An administrator at an independent clinic in a Midwestern city said he had helped a handful of patients maintain their coverage through the fund after they transferred to his clinic from a large chain. He declined to be identified because, he said, he did not want to anger DaVita and Fresenius, who sometimes send him patients.

Each time, he said, the charity’s workers later demanded that the clinic make a donation that at a minimum covered the amount it had paid for the patient’s premium. If he did not pay, he said he had been told, the patient risked losing the financial help from the charity for his insurance.

The administrator said he had refused to donate to the charity.

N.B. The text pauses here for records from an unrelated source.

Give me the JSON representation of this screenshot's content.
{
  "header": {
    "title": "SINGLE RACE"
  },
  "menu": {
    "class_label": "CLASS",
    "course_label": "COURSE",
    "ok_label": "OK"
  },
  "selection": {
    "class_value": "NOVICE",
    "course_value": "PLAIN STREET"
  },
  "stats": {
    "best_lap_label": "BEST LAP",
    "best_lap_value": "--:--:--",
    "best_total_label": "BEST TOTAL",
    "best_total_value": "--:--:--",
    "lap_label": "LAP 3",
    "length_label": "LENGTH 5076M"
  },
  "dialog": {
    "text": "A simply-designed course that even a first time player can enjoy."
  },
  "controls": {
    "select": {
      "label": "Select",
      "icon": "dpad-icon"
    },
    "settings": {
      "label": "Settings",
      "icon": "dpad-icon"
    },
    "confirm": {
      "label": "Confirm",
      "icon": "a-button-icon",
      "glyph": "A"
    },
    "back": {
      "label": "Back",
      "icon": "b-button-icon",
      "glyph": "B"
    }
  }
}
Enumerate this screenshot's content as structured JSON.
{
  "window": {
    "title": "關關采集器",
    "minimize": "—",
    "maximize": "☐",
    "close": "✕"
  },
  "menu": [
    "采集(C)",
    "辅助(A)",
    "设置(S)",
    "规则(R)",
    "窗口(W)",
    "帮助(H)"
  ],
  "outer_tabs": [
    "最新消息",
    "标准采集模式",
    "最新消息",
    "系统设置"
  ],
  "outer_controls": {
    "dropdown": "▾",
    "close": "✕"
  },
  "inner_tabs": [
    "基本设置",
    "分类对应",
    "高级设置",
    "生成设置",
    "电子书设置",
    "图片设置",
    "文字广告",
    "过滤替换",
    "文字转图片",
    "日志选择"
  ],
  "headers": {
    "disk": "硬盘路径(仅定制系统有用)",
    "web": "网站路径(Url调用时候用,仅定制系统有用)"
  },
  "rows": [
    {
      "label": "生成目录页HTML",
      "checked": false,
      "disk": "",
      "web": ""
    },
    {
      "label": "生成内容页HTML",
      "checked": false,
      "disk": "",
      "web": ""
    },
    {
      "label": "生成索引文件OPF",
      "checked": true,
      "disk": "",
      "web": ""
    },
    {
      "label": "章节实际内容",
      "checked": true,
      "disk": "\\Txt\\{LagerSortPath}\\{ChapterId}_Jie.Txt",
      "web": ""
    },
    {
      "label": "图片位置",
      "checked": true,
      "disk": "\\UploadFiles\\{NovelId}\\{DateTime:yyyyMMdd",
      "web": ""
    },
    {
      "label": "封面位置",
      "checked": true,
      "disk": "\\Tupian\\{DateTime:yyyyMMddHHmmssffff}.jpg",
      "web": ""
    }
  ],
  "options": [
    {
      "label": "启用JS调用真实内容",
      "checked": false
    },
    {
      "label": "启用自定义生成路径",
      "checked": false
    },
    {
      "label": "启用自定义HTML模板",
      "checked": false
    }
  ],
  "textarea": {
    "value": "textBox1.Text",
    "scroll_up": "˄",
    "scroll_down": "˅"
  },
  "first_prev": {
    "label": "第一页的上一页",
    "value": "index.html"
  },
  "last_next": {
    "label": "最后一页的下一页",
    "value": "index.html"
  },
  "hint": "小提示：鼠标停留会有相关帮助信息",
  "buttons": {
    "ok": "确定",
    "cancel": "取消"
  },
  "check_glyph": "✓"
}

The Kidney Fund continued to help pay for the patients’ insurance, he said, but the aggressive approach angered him.

Ms. Burton said the charity never declined a patient because a clinic did not donate. But she said the Kidney Fund did not hesitate to ask clinics for donations.

“We are a charitable organization,” she said. “We fund-raise for everything that we do.”

She said nearly 40 percent of the 213 dialysis companies whose clinics had successfully helped patients apply to the fund had never donated. She would not say, though, what percentage of the 80,000 patients the fund helps annually comes from clinics that do not donate, or how many of those patients come from the biggest companies, which donate most of their revenue.

Still, some social workers say the assumption at many clinics where they work is that the aid decisions are not always based on financial need.

Jennifer Bruns, now a social worker at the St. John Transplant Specialty Center in Detroit, worked for years in dialysis clinics and said she had many clients who received assistance from the American Kidney Fund. She said sometimes patients would tell her that their insurance premiums — which the Kidney Fund had agreed to pay — had not been paid that month.

Ms. Bruns called the fund to find out why, she said in an interview, “and they would say, ‘Well you haven’t made your contribution this month.’”